Work instruction — Pull every line holding the string "JSON" from the records below.

Records excerpted from a collection —

= = = = = = =

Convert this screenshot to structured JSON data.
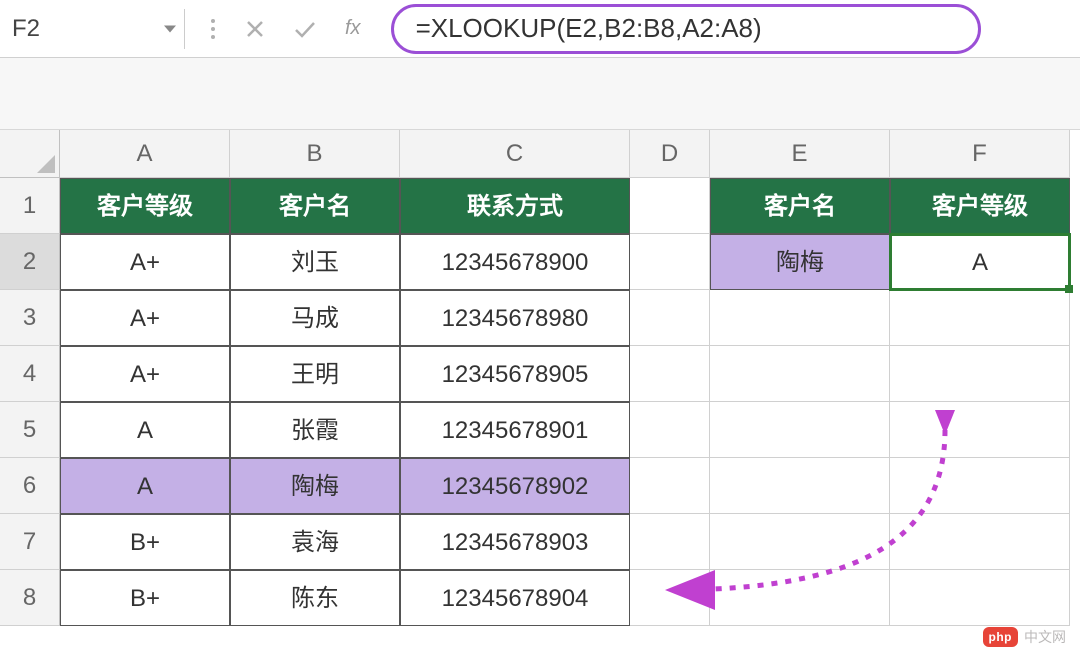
{
  "formula_bar": {
    "cell_ref": "F2",
    "formula": "=XLOOKUP(E2,B2:B8,A2:A8)"
  },
  "columns": [
    "A",
    "B",
    "C",
    "D",
    "E",
    "F"
  ],
  "rows": [
    "1",
    "2",
    "3",
    "4",
    "5",
    "6",
    "7",
    "8"
  ],
  "headers": {
    "A": "客户等级",
    "B": "客户名",
    "C": "联系方式",
    "E": "客户名",
    "F": "客户等级"
  },
  "table": [
    {
      "a": "A+",
      "b": "刘玉",
      "c": "12345678900"
    },
    {
      "a": "A+",
      "b": "马成",
      "c": "12345678980"
    },
    {
      "a": "A+",
      "b": "王明",
      "c": "12345678905"
    },
    {
      "a": "A",
      "b": "张霞",
      "c": "12345678901"
    },
    {
      "a": "A",
      "b": "陶梅",
      "c": "12345678902"
    },
    {
      "a": "B+",
      "b": "袁海",
      "c": "12345678903"
    },
    {
      "a": "B+",
      "b": "陈东",
      "c": "12345678904"
    }
  ],
  "lookup": {
    "e2": "陶梅",
    "f2": "A"
  },
  "watermark": {
    "logo": "php",
    "text": "中文网"
  }
}
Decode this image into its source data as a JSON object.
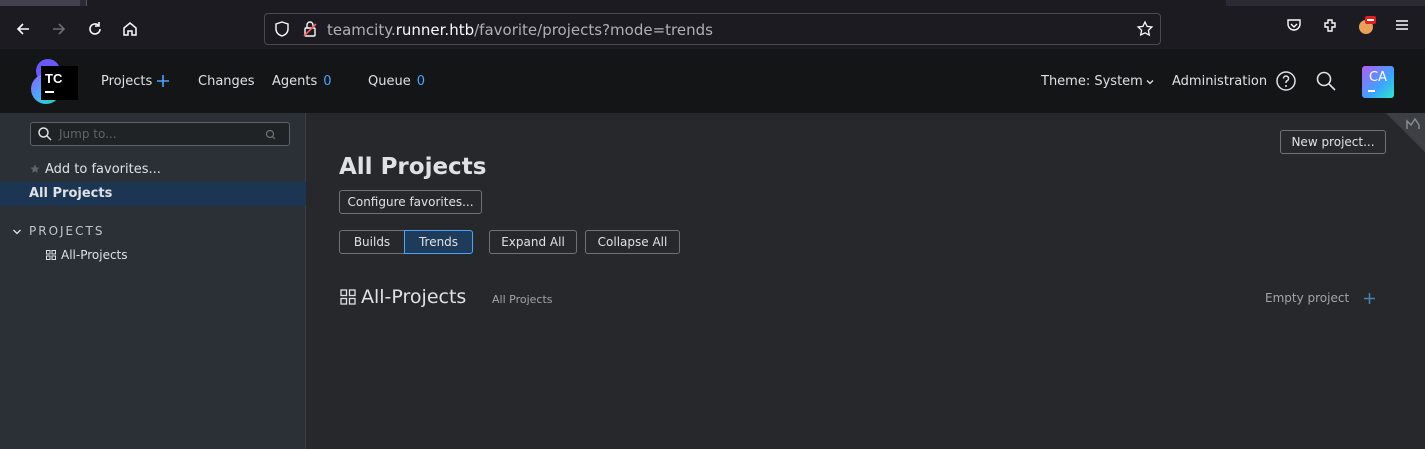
{
  "browser": {
    "url_prefix": "teamcity.",
    "url_host": "runner.htb",
    "url_path": "/favorite/projects?mode=trends"
  },
  "header": {
    "logo_text": "TC",
    "nav": {
      "projects": "Projects",
      "changes": "Changes",
      "agents": "Agents",
      "agents_count": "0",
      "queue": "Queue",
      "queue_count": "0"
    },
    "theme": "Theme: System",
    "administration": "Administration",
    "avatar_initials": "CA"
  },
  "sidebar": {
    "search_placeholder": "Jump to...",
    "add_favorites": "Add to favorites...",
    "all_projects": "All Projects",
    "section_title": "PROJECTS",
    "project_item": "All-Projects"
  },
  "main": {
    "title": "All Projects",
    "configure_favorites": "Configure favorites...",
    "builds_tab": "Builds",
    "trends_tab": "Trends",
    "expand_all": "Expand All",
    "collapse_all": "Collapse All",
    "new_project": "New project...",
    "project_name": "All-Projects",
    "project_sub": "All Projects",
    "empty_project": "Empty project"
  }
}
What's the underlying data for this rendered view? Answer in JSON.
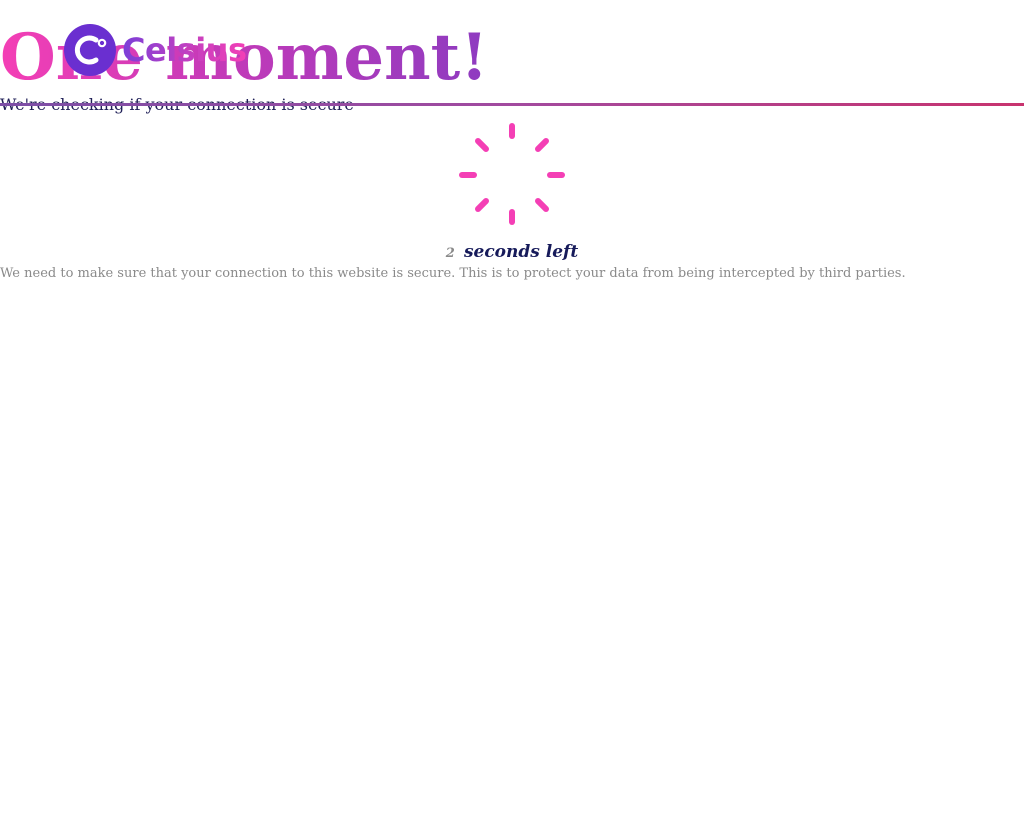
{
  "headline": "One moment!",
  "logo": {
    "wordmark": "Celsius",
    "icon": "celsius-logo-icon",
    "colors": {
      "mark": "#6a2fd0",
      "wordmark_start": "#7b3fd8",
      "wordmark_end": "#f43fb5"
    }
  },
  "subtitle": "We're checking if your connection is secure",
  "spinner": {
    "icon": "loading-spinner-icon",
    "color": "#f43fb5"
  },
  "countdown": {
    "seconds": "2",
    "label": "seconds left"
  },
  "description": "We need to make sure that your connection to this website is secure. This is to protect your data from being intercepted by third parties.",
  "colors": {
    "headline_start": "#f43fb5",
    "headline_end": "#8e3bc0",
    "subtitle_text": "#1f1f57",
    "countdown_label": "#161a5a",
    "muted_text": "#8a8a8a",
    "divider_start": "#7c4ea6",
    "divider_end": "#c8336e"
  }
}
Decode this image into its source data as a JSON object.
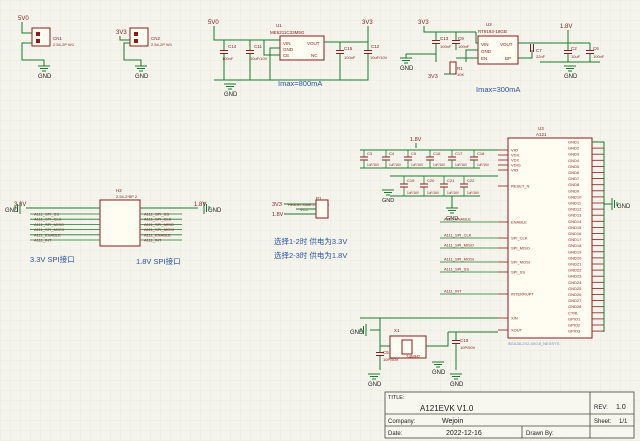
{
  "power": {
    "v5": "5V0",
    "v33": "3V3",
    "v18": "1.8V",
    "v33b": "3.3V",
    "v18b": "1.8V",
    "gnd": "GND"
  },
  "cn": {
    "cn1": {
      "ref": "CN1",
      "val": "2.54-2P W1"
    },
    "cn2": {
      "ref": "CN2",
      "val": "2.54-2P W1"
    }
  },
  "u1": {
    "ref": "U1",
    "part": "ME6211C33M5G",
    "pins": [
      "VIN",
      "VOUT",
      "GND",
      "CE",
      "NC"
    ],
    "c14": "C14",
    "c14v": "100nF",
    "c11": "C11",
    "c11v": "10uF/10V",
    "c15": "C15",
    "c15v": "100nF",
    "c12": "C12",
    "c12v": "10uF/10V",
    "imax": "Imax=800mA"
  },
  "u2": {
    "ref": "U2",
    "part": "RT9193-18GB",
    "pins": [
      "VIN",
      "VOUT",
      "GND",
      "EN",
      "BP"
    ],
    "c13": "C13",
    "c13v": "100nF",
    "c9": "C9",
    "c9v": "100nF",
    "c7": "C7",
    "c7v": "22nF",
    "c6": "C6",
    "c6v": "100nF",
    "c2": "C2",
    "c2v": "10uF",
    "r": "R1",
    "rv": "10K",
    "imax": "Imax=300mA"
  },
  "h2": {
    "ref": "H2",
    "val": "2.54-2*8P 2",
    "left": [
      "A111_SPI_SS",
      "A111_SPI_CLK",
      "A111_SPI_MISO",
      "A111_SPI_MOSI",
      "A111_ENABLE",
      "A111_INT"
    ],
    "right": [
      "A111_SPI_SS",
      "A111_SPI_CLK",
      "A111_SPI_MISO",
      "A111_SPI_MOSI",
      "A111_ENABLE",
      "A111_INT"
    ],
    "label_left": "3.3V SPI接口",
    "label_right": "1.8V SPI接口"
  },
  "p1": {
    "ref": "P1",
    "val": "Header-Male-2.54_1x3",
    "net": "VCC",
    "note1": "选择1-2时 供电为3.3V",
    "note2": "选择2-3时 供电为1.8V"
  },
  "decoup": [
    "C3",
    "C4",
    "C5",
    "C16",
    "C17",
    "C18",
    "C19",
    "C20",
    "C21",
    "C22"
  ],
  "decoup_v": "1uF/16V",
  "u3": {
    "ref": "U3",
    "part": "A121",
    "left_pins": [
      "VIO",
      "VDX",
      "VDX",
      "VDIG",
      "VIO",
      "RESET_N",
      "ENABLE",
      "SPI_CLK",
      "SPI_MISO",
      "SPI_MOSI",
      "SPI_SS",
      "INTERRUPT",
      "XIN",
      "XOUT"
    ],
    "left_nets": [
      "A111_ENABLE",
      "A111_SPI_CLK",
      "A111_SPI_MISO",
      "A111_SPI_MOSI",
      "A111_SPI_SS",
      "A111_INT"
    ],
    "right_pins": [
      "GND1",
      "GND2",
      "GND3",
      "GND4",
      "GND5",
      "GND6",
      "GND7",
      "GND8",
      "GND9",
      "GND10",
      "GND11",
      "GND12",
      "GND13",
      "GND14",
      "GND15",
      "GND16",
      "GND17",
      "GND18",
      "GND19",
      "GND20",
      "GND21",
      "GND22",
      "GND23",
      "GND24",
      "GND25",
      "GND26",
      "GND27",
      "GND28",
      "CTRL",
      "GPIO1",
      "GPIO2",
      "GPIO3"
    ],
    "footprint": "BGA38-2X2.4X0.8_NEXSYS"
  },
  "x1": {
    "ref": "X1",
    "val": "24MHz",
    "c5": "C5",
    "c5v": "10P/50V",
    "c10": "C10",
    "c10v": "10P/50V"
  },
  "titleblock": {
    "title_label": "TITLE:",
    "title": "A121EVK  V1.0",
    "rev_label": "REV:",
    "rev": "1.0",
    "company_label": "Company:",
    "company": "Wejoin",
    "sheet_label": "Sheet:",
    "sheet": "1/1",
    "date_label": "Date:",
    "date": "2022-12-16",
    "drawn_label": "Drawn By:"
  }
}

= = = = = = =

Completed task —
Convert this screenshot to structured JSON data.
Decode this image into its source data as a JSON object.
What's the underlying data for this rendered view? Answer in JSON.
Decode this image into its source data as a JSON object.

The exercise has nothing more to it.